It’s probably true to say that Jean Baptiste Merlen was one of the supporting actors in the cast of the Royal Mint’s designers and engravers. But to be fair to Jean, he did work there during the period when two of the Mint’s greatest talents, William Wyon and Bernadetto Pistrucci, were at their most dominant.
Escape from France
Jean Merlen’s origins are somewhat hazy. Some accounts suggest he was born in Belgium, but the majority say he was born in France in 1769, of Flemish parents. He worked as a medallist in the Paris Mint, where his output including the 1804 medal celebrating the coronation of Napoleon as Emperor. Following Napoleon’s defeat in 1815 at the Battle of Waterloo, Merlen’s job (and in fact the future of the Paris Mint itself) looked uncertain, so he emigrated to Britain and looked for work in London.
Working at the Mint
Once again exact details of his employment at the time are sketchy, but it’s thought he started at the Royal Mint in 1820, on the recommendation of Pistrucci, whom he may well have met in France. Jean Merlen became Assistant Engraver under the Chief Engraver, William Wyon; Pistrucci was Chief Medallist. As an alien, technically Merlen wasn’t eligible for a full-time post at the Royal Mint, but this problem was bypassed by hiring him on a temporary basis, at four guineas a week.

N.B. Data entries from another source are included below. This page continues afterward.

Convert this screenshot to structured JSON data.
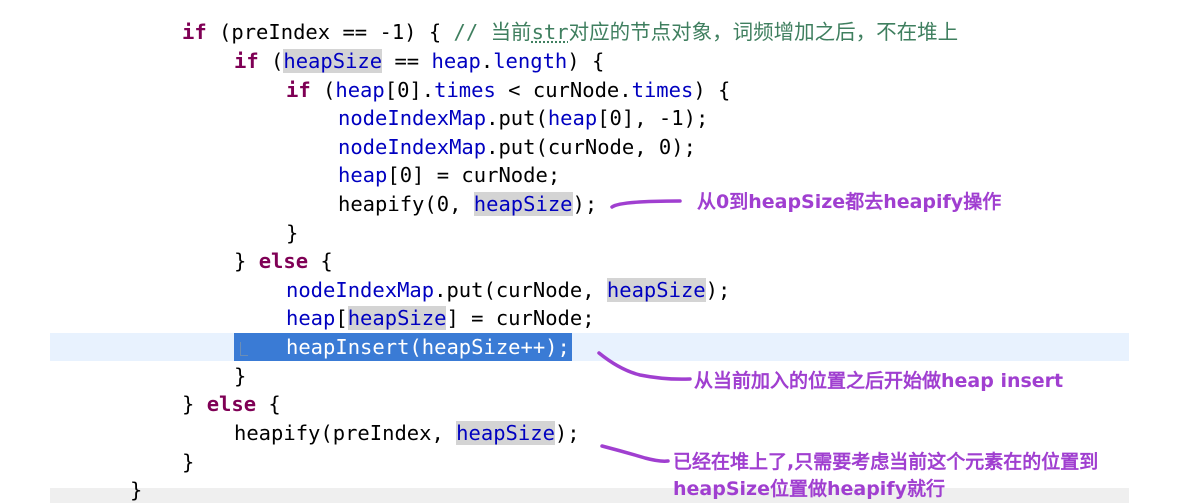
{
  "code": {
    "l1": {
      "if": "if",
      "a": " (preIndex == -1) { ",
      "comment_slash": "// ",
      "comment_text": "当前",
      "comment_code": "str",
      "comment_rest": "对应的节点对象，词频增加之后，不在堆上"
    },
    "l2": {
      "if": "if",
      "a": " (",
      "heapSize": "heapSize",
      "b": " == ",
      "heap": "heap",
      "c": ".",
      "length": "length",
      "d": ") {"
    },
    "l3": {
      "if": "if",
      "a": " (",
      "heap": "heap",
      "b": "[0].",
      "times1": "times",
      "c": " < curNode.",
      "times2": "times",
      "d": ") {"
    },
    "l4": {
      "a": "nodeIndexMap",
      "b": ".put(",
      "heap": "heap",
      "c": "[0], -1);"
    },
    "l5": {
      "a": "nodeIndexMap",
      "b": ".put(curNode, 0);"
    },
    "l6": {
      "heap": "heap",
      "a": "[0] = curNode;"
    },
    "l7": {
      "a": "heapify(0, ",
      "heapSize": "heapSize",
      "b": ");"
    },
    "l8": {
      "a": "}"
    },
    "l9": {
      "a": "} ",
      "else": "else",
      "b": " {"
    },
    "l10": {
      "a": "nodeIndexMap",
      "b": ".put(curNode, ",
      "heapSize": "heapSize",
      "c": ");"
    },
    "l11": {
      "heap": "heap",
      "a": "[",
      "heapSize": "heapSize",
      "b": "] = curNode;"
    },
    "l12": {
      "a": "heapInsert(heapSize++);"
    },
    "l13": {
      "a": "}"
    },
    "l14": {
      "a": "} ",
      "else": "else",
      "b": " {"
    },
    "l15": {
      "a": "heapify(preIndex, ",
      "heapSize": "heapSize",
      "b": ");"
    },
    "l16": {
      "a": "}"
    },
    "l17": {
      "a": "}"
    }
  },
  "annotations": {
    "a1": "从0到heapSize都去heapify操作",
    "a2": "从当前加入的位置之后开始做heap insert",
    "a3_line1": "已经在堆上了,只需要考虑当前这个元素在的位置到",
    "a3_line2": "heapSize位置做heapify就行"
  },
  "colors": {
    "keyword": "#7f0055",
    "field": "#0000c0",
    "comment": "#3f7f5f",
    "selection": "#3a7bd5",
    "current_line": "#e8f2fe",
    "annotation": "#a03fd0"
  }
}
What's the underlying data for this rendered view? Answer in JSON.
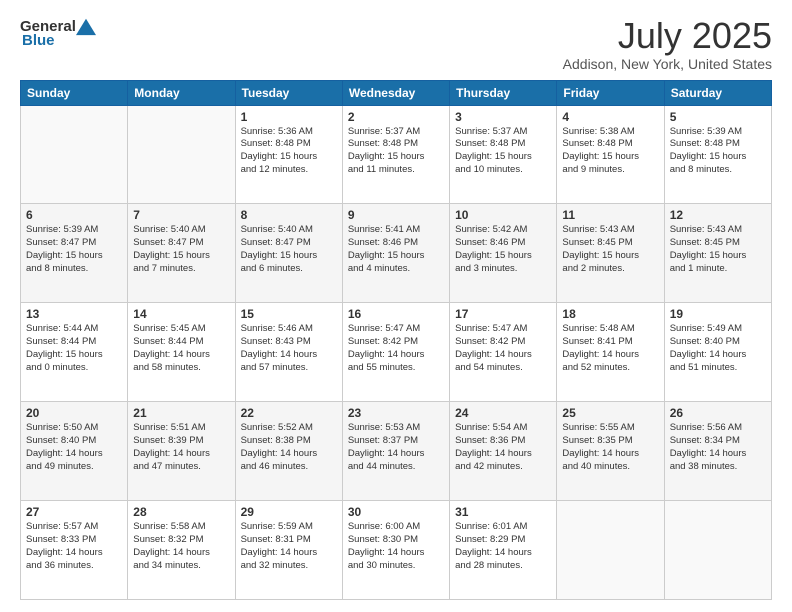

His finest hour?
The majority of Merlen’s designs for the Royal Mint were reverses. His sole obverse (or head) was that of King George IV, used on the Crown coin from 1821 to 1822, and the rare 1823 Two Pound coin. Pistrucci’s famous George and the Dragon was on the other side. The reason for Merlen providing the obverse design illustrates Pistrucci’s confrontational character. Pistrucci’s own design was disliked by the King, who preferred the portrait by Sir Francis Chantrey. Pistrucci however declared that he would not create a design based on the work of another artist, so it Merlen who provided the interpretation instead. It has to be said, the result is rather elegant.
Widely used designs
Among Jean Merlen’s many designs for reverses are the crowned shield surrounded by a wreath, used for the King William IV half-sovereign produced from 1834 till the King’s death in 1837. This was subsequently used for the second Gold Sovereign of Queen Victoria’s reign, and for other coins including the Silver Crown and Half Crown. He also produced designs for lower value coins, including the shilling, sixpence and silver threepence, and the design used on the Maundy coins (handed out by the reigning monarch on the Thursday before Good Friday) from 1822 to 1887.
A return to Europe
Although Merlen’s designs continued to be used during the Victorian period, his employment effectively ended with the Queen’s accession to the throne. Perhaps the prospect of a large workload of designing and engraving the new Queen’s coins was too much – after all, by then Jean Merlen was 75. Details of his demise are as vague as those of his birth, but it’s generally believed he returned to either Paris or Brussels, where he died in 1850.